The title of this post is taken from Warren Zevon's description of the walker in the wasted city in Run Straight Down. The theme is one that has something of an obsession of mine, although I suppose technically what interests me isn't entropy so much as what it connotes: destruction, decay, catastrophe, waste, ruin, etc. I'd date it back to watching Carl Sagan's Cosmos on public television when I was about eight, which really got me into physics. My fascination was with drastic change and destructive processes: supernovae, black holes, the Big Bang, the annihilation of matter and antimatter, radioactive decay, coastal engineering ... those phenomena that are dramatic and uncontrollable yet still subject to order. Quantum mechanics captured my imagination because it dealt with these things with such beautiful precision, but it lost my interest (at least as a career) when the progressive detachment of the theorists from those phenomena became apparent to me, save for a couple of brilliant professors about whom I should say more in the future. Perversely enough, I was a lousy experimentalist despite my firm belief that theorists should concern themselves most directly with experiment, so that left me more or less without a career path in physics, which is why I moved on to other things.

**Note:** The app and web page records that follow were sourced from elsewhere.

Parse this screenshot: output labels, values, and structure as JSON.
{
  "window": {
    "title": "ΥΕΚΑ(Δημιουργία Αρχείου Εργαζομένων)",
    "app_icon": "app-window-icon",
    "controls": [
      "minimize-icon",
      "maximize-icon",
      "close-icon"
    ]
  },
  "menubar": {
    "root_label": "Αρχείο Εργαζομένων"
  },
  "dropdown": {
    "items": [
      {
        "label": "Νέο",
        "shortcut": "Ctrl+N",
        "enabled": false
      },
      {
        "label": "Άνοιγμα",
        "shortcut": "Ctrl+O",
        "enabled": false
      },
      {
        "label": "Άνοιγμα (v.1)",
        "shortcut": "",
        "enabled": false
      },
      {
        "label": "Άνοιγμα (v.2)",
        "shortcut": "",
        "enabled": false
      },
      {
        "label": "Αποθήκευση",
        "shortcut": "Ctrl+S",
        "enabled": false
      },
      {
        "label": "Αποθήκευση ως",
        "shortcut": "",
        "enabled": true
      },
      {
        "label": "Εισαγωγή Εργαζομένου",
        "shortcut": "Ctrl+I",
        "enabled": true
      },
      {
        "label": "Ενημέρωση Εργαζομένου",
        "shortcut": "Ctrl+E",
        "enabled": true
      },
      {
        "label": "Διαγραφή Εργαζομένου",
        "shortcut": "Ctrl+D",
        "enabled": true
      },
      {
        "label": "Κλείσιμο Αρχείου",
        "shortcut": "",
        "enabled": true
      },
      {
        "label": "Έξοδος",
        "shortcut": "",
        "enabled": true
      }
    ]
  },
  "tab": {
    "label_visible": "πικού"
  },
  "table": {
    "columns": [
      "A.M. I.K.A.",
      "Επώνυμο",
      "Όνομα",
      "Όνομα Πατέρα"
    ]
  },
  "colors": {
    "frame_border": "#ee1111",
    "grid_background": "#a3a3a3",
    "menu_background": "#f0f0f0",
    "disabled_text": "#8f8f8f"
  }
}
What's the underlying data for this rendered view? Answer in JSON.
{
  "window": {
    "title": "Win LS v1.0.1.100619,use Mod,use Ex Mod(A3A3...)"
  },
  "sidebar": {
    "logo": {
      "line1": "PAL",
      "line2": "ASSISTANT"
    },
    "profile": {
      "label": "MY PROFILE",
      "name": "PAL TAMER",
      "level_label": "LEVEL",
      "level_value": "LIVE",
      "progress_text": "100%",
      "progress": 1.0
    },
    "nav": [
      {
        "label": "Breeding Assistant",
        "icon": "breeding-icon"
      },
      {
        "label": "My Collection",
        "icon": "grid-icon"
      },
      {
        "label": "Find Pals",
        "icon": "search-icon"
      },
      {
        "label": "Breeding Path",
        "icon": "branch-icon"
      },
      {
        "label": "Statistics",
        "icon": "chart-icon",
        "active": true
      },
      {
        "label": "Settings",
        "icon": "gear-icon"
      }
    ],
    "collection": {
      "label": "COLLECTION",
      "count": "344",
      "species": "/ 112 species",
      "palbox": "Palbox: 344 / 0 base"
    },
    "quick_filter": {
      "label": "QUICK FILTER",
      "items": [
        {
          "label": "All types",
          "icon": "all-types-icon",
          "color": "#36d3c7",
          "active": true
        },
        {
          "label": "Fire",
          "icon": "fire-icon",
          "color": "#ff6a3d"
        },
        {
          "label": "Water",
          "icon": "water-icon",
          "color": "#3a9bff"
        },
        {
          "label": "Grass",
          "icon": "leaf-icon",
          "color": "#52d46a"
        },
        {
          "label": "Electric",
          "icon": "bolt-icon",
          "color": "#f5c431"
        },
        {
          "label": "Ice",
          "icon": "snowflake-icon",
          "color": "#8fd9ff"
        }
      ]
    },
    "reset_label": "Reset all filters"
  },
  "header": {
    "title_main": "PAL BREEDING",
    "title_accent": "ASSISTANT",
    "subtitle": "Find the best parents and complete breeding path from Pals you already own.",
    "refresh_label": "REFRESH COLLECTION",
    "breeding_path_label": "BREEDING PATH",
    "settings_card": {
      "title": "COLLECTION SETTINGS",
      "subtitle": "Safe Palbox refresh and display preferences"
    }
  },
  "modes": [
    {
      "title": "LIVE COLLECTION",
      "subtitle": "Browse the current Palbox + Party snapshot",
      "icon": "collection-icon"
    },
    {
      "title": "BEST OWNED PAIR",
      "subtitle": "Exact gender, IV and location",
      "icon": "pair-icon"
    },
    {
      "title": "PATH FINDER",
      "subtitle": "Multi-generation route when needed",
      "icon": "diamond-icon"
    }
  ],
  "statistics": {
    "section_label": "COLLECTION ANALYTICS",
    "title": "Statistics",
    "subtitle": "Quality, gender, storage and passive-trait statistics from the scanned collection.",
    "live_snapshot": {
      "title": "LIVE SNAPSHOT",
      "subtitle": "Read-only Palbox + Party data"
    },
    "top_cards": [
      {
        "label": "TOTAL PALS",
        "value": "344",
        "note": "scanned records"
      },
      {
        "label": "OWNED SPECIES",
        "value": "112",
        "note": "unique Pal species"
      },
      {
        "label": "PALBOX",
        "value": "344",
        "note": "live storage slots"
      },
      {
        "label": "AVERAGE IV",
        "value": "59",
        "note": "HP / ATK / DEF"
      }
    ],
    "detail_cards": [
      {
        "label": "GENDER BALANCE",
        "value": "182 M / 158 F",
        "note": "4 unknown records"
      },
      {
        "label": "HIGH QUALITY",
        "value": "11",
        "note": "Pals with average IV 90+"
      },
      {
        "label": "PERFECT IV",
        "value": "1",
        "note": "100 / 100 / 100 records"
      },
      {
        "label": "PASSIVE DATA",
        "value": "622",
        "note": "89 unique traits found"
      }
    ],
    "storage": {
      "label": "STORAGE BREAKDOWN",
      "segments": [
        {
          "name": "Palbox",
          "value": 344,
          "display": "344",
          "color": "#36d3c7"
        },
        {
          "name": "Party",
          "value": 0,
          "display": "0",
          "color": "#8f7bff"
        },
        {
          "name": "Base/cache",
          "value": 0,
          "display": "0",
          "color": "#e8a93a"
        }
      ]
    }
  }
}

I give this mini-biography because I've realized that I haven't really moved away from that intellectual focus. For better or for worse, the way I see the work is that what defies explanation sets the foundation for our understanding. Pushing against the limits of reason enables reality to shape our thinking. That is the part of the Christian tradition that resonates with me intellectually, whether it is Israel struggling with how the "benefits" of civilized life can leave on thirsty in a way the desert never did, whether it is Origen learning to know the Scriptures of the Hebrews better than they themselves did, whether it is the Cappadocians wondering how the legacy of classical philosophy can produce Eunomius, whether it is Aquinas knowing more in Pseudo-Dionysius than his Neoplatonism told. These are all of a kind to me; this is the way I understand them. And in many cases, I have encountered ways of understanding in other Christian traditions that I consider thoroughly incompatible, which is what causes me to recognize that I am irrevocably wed to the Catholic understanding.

It has occurred to me that if I am to really give a reason for the hope within me, an apologia, I must articulate why it is that I cannot be anything else. This is not to say that I have compelling reasons for my own belief, nor is it intended to denigrate the reasons and experiences of others. Rather, it says what I can believe. If others cannot change my needs in that regard, then they are free to say that the fault rests with me, for that might well be true. But my experience of late has convinced me that these are things beyond my own power to change, so if you wish me to change them, then pray for me to have the will that I currently lack.

But for this season of Lent, which began this year on my son's second birthday as a jarring reminder of life and death at once, I feel the need to confront the reality of myself. At least until Easter, what I write here will be that apologia that I give for my own hope, knowing that I am dust and unto dust I will return.